PB: It is a matter of perspective. Southeast Alaska receives significant rain and wind. This can wear on a person. Even the most difficult conditions make us better and allow us to appreciate the sunny days. The challenges are just as important as the Bluebird Days. Supporting scientific field work requires significant energy and resources. We cannot afford to waste a day in a tent or shelter because it is raining sideways. Every day in this environment is a gift…another day in paradise.
MG: What about the best places your work has taken you?
PB: Getting to work in places where it is quite likely that no one has set foot prior, is a primeval thrill. You are one with nature. You can really see nature at work without the clutter of contemporary times. The basic processes of landscape and ecosystem evolution are in clear view.
MG: From talking with you earlier I know that you have taught in Sitka, Alaska and been a Southeast Alaskan resident for seven years. What do you love most about Southeast Alaska?

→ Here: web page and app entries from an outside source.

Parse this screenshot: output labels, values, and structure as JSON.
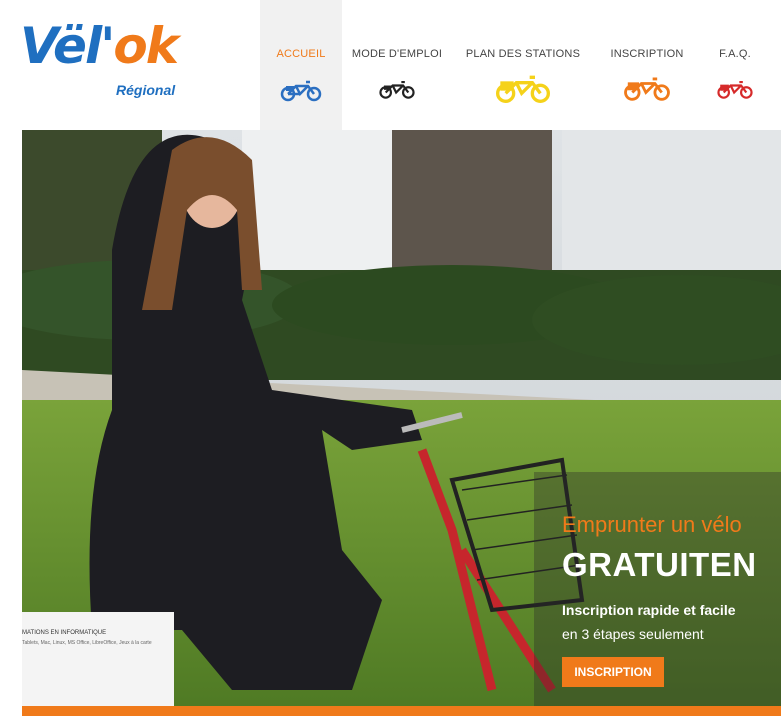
{
  "logo": {
    "vel": "Vël'",
    "ok": "ok",
    "subtitle": "Régional"
  },
  "nav": {
    "items": [
      {
        "label": "ACCUEIL",
        "active": true,
        "bike_color": "#2b6fc1"
      },
      {
        "label": "MODE D'EMPLOI",
        "active": false,
        "bike_color": "#222222"
      },
      {
        "label": "PLAN DES STATIONS",
        "active": false,
        "bike_color": "#f5d21a"
      },
      {
        "label": "INSCRIPTION",
        "active": false,
        "bike_color": "#f07a1a"
      },
      {
        "label": "F.A.Q.",
        "active": false,
        "bike_color": "#d62a2a"
      }
    ]
  },
  "hero": {
    "promo_line1": "Emprunter un vélo",
    "promo_line2": "GRATUITEN",
    "promo_line3": "Inscription rapide et facile",
    "promo_line4": "en 3 étapes seulement",
    "cta_label": "INSCRIPTION",
    "sign_text": "MATIONS EN INFORMATIQUE",
    "sign_sub": "Tablets, Mac, Linux, MS Office, LibreOffice, Jeux à la carte"
  },
  "colors": {
    "accent": "#f07a1a",
    "brand_blue": "#1f6fc0"
  }
}
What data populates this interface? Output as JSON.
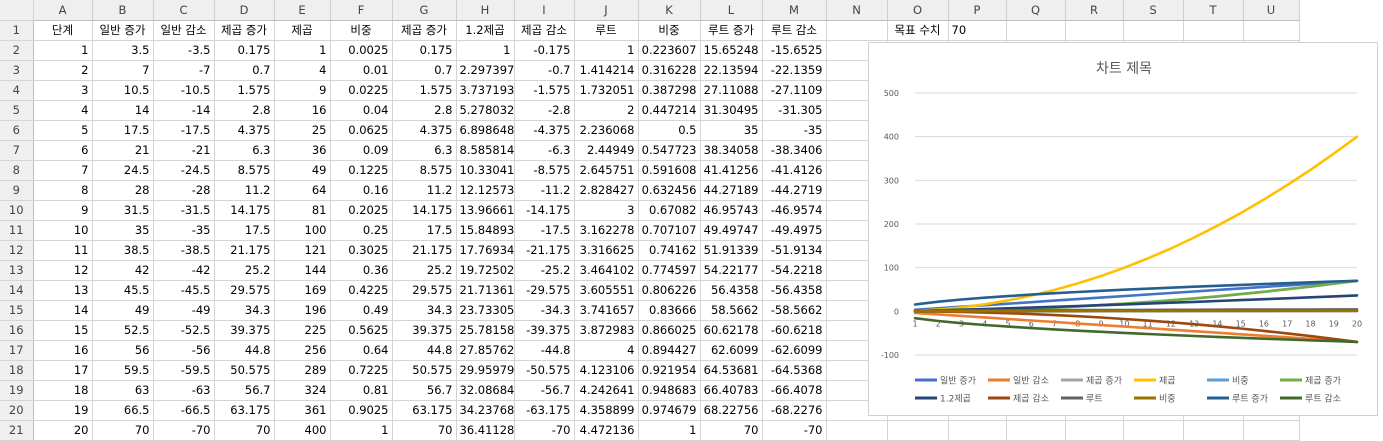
{
  "columns": [
    "A",
    "B",
    "C",
    "D",
    "E",
    "F",
    "G",
    "H",
    "I",
    "J",
    "K",
    "L",
    "M",
    "N",
    "O",
    "P",
    "Q",
    "R",
    "S",
    "T",
    "U",
    "V"
  ],
  "row_numbers": [
    "1",
    "2",
    "3",
    "4",
    "5",
    "6",
    "7",
    "8",
    "9",
    "10",
    "11",
    "12",
    "13",
    "14",
    "15",
    "16",
    "17",
    "18",
    "19",
    "20",
    "21"
  ],
  "headers": [
    "단계",
    "일반 증가",
    "일반 감소",
    "제곱 증가",
    "제곱",
    "비중",
    "제곱 증가",
    "1.2제곱",
    "제곱 감소",
    "루트",
    "비중",
    "루트 증가",
    "루트 감소"
  ],
  "target": {
    "label": "목표 수치",
    "value": "70"
  },
  "rows": [
    [
      "1",
      "3.5",
      "-3.5",
      "0.175",
      "1",
      "0.0025",
      "0.175",
      "1",
      "-0.175",
      "1",
      "0.223607",
      "15.65248",
      "-15.6525"
    ],
    [
      "2",
      "7",
      "-7",
      "0.7",
      "4",
      "0.01",
      "0.7",
      "2.297397",
      "-0.7",
      "1.414214",
      "0.316228",
      "22.13594",
      "-22.1359"
    ],
    [
      "3",
      "10.5",
      "-10.5",
      "1.575",
      "9",
      "0.0225",
      "1.575",
      "3.737193",
      "-1.575",
      "1.732051",
      "0.387298",
      "27.11088",
      "-27.1109"
    ],
    [
      "4",
      "14",
      "-14",
      "2.8",
      "16",
      "0.04",
      "2.8",
      "5.278032",
      "-2.8",
      "2",
      "0.447214",
      "31.30495",
      "-31.305"
    ],
    [
      "5",
      "17.5",
      "-17.5",
      "4.375",
      "25",
      "0.0625",
      "4.375",
      "6.898648",
      "-4.375",
      "2.236068",
      "0.5",
      "35",
      "-35"
    ],
    [
      "6",
      "21",
      "-21",
      "6.3",
      "36",
      "0.09",
      "6.3",
      "8.585814",
      "-6.3",
      "2.44949",
      "0.547723",
      "38.34058",
      "-38.3406"
    ],
    [
      "7",
      "24.5",
      "-24.5",
      "8.575",
      "49",
      "0.1225",
      "8.575",
      "10.33041",
      "-8.575",
      "2.645751",
      "0.591608",
      "41.41256",
      "-41.4126"
    ],
    [
      "8",
      "28",
      "-28",
      "11.2",
      "64",
      "0.16",
      "11.2",
      "12.12573",
      "-11.2",
      "2.828427",
      "0.632456",
      "44.27189",
      "-44.2719"
    ],
    [
      "9",
      "31.5",
      "-31.5",
      "14.175",
      "81",
      "0.2025",
      "14.175",
      "13.96661",
      "-14.175",
      "3",
      "0.67082",
      "46.95743",
      "-46.9574"
    ],
    [
      "10",
      "35",
      "-35",
      "17.5",
      "100",
      "0.25",
      "17.5",
      "15.84893",
      "-17.5",
      "3.162278",
      "0.707107",
      "49.49747",
      "-49.4975"
    ],
    [
      "11",
      "38.5",
      "-38.5",
      "21.175",
      "121",
      "0.3025",
      "21.175",
      "17.76934",
      "-21.175",
      "3.316625",
      "0.74162",
      "51.91339",
      "-51.9134"
    ],
    [
      "12",
      "42",
      "-42",
      "25.2",
      "144",
      "0.36",
      "25.2",
      "19.72502",
      "-25.2",
      "3.464102",
      "0.774597",
      "54.22177",
      "-54.2218"
    ],
    [
      "13",
      "45.5",
      "-45.5",
      "29.575",
      "169",
      "0.4225",
      "29.575",
      "21.71361",
      "-29.575",
      "3.605551",
      "0.806226",
      "56.4358",
      "-56.4358"
    ],
    [
      "14",
      "49",
      "-49",
      "34.3",
      "196",
      "0.49",
      "34.3",
      "23.73305",
      "-34.3",
      "3.741657",
      "0.83666",
      "58.5662",
      "-58.5662"
    ],
    [
      "15",
      "52.5",
      "-52.5",
      "39.375",
      "225",
      "0.5625",
      "39.375",
      "25.78158",
      "-39.375",
      "3.872983",
      "0.866025",
      "60.62178",
      "-60.6218"
    ],
    [
      "16",
      "56",
      "-56",
      "44.8",
      "256",
      "0.64",
      "44.8",
      "27.85762",
      "-44.8",
      "4",
      "0.894427",
      "62.6099",
      "-62.6099"
    ],
    [
      "17",
      "59.5",
      "-59.5",
      "50.575",
      "289",
      "0.7225",
      "50.575",
      "29.95979",
      "-50.575",
      "4.123106",
      "0.921954",
      "64.53681",
      "-64.5368"
    ],
    [
      "18",
      "63",
      "-63",
      "56.7",
      "324",
      "0.81",
      "56.7",
      "32.08684",
      "-56.7",
      "4.242641",
      "0.948683",
      "66.40783",
      "-66.4078"
    ],
    [
      "19",
      "66.5",
      "-66.5",
      "63.175",
      "361",
      "0.9025",
      "63.175",
      "34.23768",
      "-63.175",
      "4.358899",
      "0.974679",
      "68.22756",
      "-68.2276"
    ],
    [
      "20",
      "70",
      "-70",
      "70",
      "400",
      "1",
      "70",
      "36.41128",
      "-70",
      "4.472136",
      "1",
      "70",
      "-70"
    ]
  ],
  "chart_data": {
    "type": "line",
    "title": "차트 제목",
    "x": [
      "1",
      "2",
      "3",
      "4",
      "5",
      "6",
      "7",
      "8",
      "9",
      "10",
      "11",
      "12",
      "13",
      "14",
      "15",
      "16",
      "17",
      "18",
      "19",
      "20"
    ],
    "ylim": [
      -100,
      500
    ],
    "yticks": [
      "-100",
      "0",
      "100",
      "200",
      "300",
      "400",
      "500"
    ],
    "grid": true,
    "legend": "bottom",
    "series": [
      {
        "name": "일반 증가",
        "color": "#4472C4",
        "values": [
          3.5,
          7,
          10.5,
          14,
          17.5,
          21,
          24.5,
          28,
          31.5,
          35,
          38.5,
          42,
          45.5,
          49,
          52.5,
          56,
          59.5,
          63,
          66.5,
          70
        ]
      },
      {
        "name": "일반 감소",
        "color": "#ED7D31",
        "values": [
          -3.5,
          -7,
          -10.5,
          -14,
          -17.5,
          -21,
          -24.5,
          -28,
          -31.5,
          -35,
          -38.5,
          -42,
          -45.5,
          -49,
          -52.5,
          -56,
          -59.5,
          -63,
          -66.5,
          -70
        ]
      },
      {
        "name": "제곱 증가",
        "color": "#A5A5A5",
        "values": [
          0.175,
          0.7,
          1.575,
          2.8,
          4.375,
          6.3,
          8.575,
          11.2,
          14.175,
          17.5,
          21.175,
          25.2,
          29.575,
          34.3,
          39.375,
          44.8,
          50.575,
          56.7,
          63.175,
          70
        ]
      },
      {
        "name": "제곱",
        "color": "#FFC000",
        "values": [
          1,
          4,
          9,
          16,
          25,
          36,
          49,
          64,
          81,
          100,
          121,
          144,
          169,
          196,
          225,
          256,
          289,
          324,
          361,
          400
        ]
      },
      {
        "name": "비중",
        "color": "#5B9BD5",
        "values": [
          0.0025,
          0.01,
          0.0225,
          0.04,
          0.0625,
          0.09,
          0.1225,
          0.16,
          0.2025,
          0.25,
          0.3025,
          0.36,
          0.4225,
          0.49,
          0.5625,
          0.64,
          0.7225,
          0.81,
          0.9025,
          1
        ]
      },
      {
        "name": "제곱 증가",
        "color": "#70AD47",
        "values": [
          0.175,
          0.7,
          1.575,
          2.8,
          4.375,
          6.3,
          8.575,
          11.2,
          14.175,
          17.5,
          21.175,
          25.2,
          29.575,
          34.3,
          39.375,
          44.8,
          50.575,
          56.7,
          63.175,
          70
        ]
      },
      {
        "name": "1.2제곱",
        "color": "#264478",
        "values": [
          1,
          2.297397,
          3.737193,
          5.278032,
          6.898648,
          8.585814,
          10.33041,
          12.12573,
          13.96661,
          15.84893,
          17.76934,
          19.72502,
          21.71361,
          23.73305,
          25.78158,
          27.85762,
          29.95979,
          32.08684,
          34.23768,
          36.41128
        ]
      },
      {
        "name": "제곱 감소",
        "color": "#9E480E",
        "values": [
          -0.175,
          -0.7,
          -1.575,
          -2.8,
          -4.375,
          -6.3,
          -8.575,
          -11.2,
          -14.175,
          -17.5,
          -21.175,
          -25.2,
          -29.575,
          -34.3,
          -39.375,
          -44.8,
          -50.575,
          -56.7,
          -63.175,
          -70
        ]
      },
      {
        "name": "루트",
        "color": "#636363",
        "values": [
          1,
          1.414214,
          1.732051,
          2,
          2.236068,
          2.44949,
          2.645751,
          2.828427,
          3,
          3.162278,
          3.316625,
          3.464102,
          3.605551,
          3.741657,
          3.872983,
          4,
          4.123106,
          4.242641,
          4.358899,
          4.472136
        ]
      },
      {
        "name": "비중",
        "color": "#997300",
        "values": [
          0.223607,
          0.316228,
          0.387298,
          0.447214,
          0.5,
          0.547723,
          0.591608,
          0.632456,
          0.67082,
          0.707107,
          0.74162,
          0.774597,
          0.806226,
          0.83666,
          0.866025,
          0.894427,
          0.921954,
          0.948683,
          0.974679,
          1
        ]
      },
      {
        "name": "루트 증가",
        "color": "#255E91",
        "values": [
          15.65248,
          22.13594,
          27.11088,
          31.30495,
          35,
          38.34058,
          41.41256,
          44.27189,
          46.95743,
          49.49747,
          51.91339,
          54.22177,
          56.4358,
          58.5662,
          60.62178,
          62.6099,
          64.53681,
          66.40783,
          68.22756,
          70
        ]
      },
      {
        "name": "루트 감소",
        "color": "#43682B",
        "values": [
          -15.6525,
          -22.1359,
          -27.1109,
          -31.305,
          -35,
          -38.3406,
          -41.4126,
          -44.2719,
          -46.9574,
          -49.4975,
          -51.9134,
          -54.2218,
          -56.4358,
          -58.5662,
          -60.6218,
          -62.6099,
          -64.5368,
          -66.4078,
          -68.2276,
          -70
        ]
      }
    ]
  }
}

PB: It is green and lush. Even in the winter it is green. You notice that when you go to other places. People in Southeast Alaska love to complain about the wind and rain. However, it is all of the rain that makes the landscape lush and vibrant.
MG: How many times have you been up to the Juneau Icefield?
PB: Fifteen times.
MG: Clearly this is an important place to you. What do you love most about the Juneau Icefield?
PB: I like the feeling of being close to the Earth. Without the complications of the modern world, one can focus on the basics. When you remove these distractions you have a better chance of understanding what nature has to share. It allows for a new perspective on the world and life.
MG: What advice would you give to young scientists?
PB: Don’t box yourself in. Be open minded. Design your own skill set based on personal strengths. Change is the only constant in life. Having a background that is diverse and interdisciplinary will give you the ability to have unconventional insight in the areas where disciplines overlap. This is frequently where breakthroughs occur. Do not be afraid to take the difficult route. It will pay off in the long run. Don’t protect yourself by taking easy courses to protect your GPA. Let go of the ‘success ethos’ and other societal baggage and do what you are interested in and passionate about, even if it is not what you are best at, right now. Most importantly, be thankful for the people who care enough to tell you things that you may not want to hear but need to hear; who point out your true potential, which you may not be living up to; and who teach you how you can be a better scientist and person.
MG: Thank you Polly. It was nice talking with you.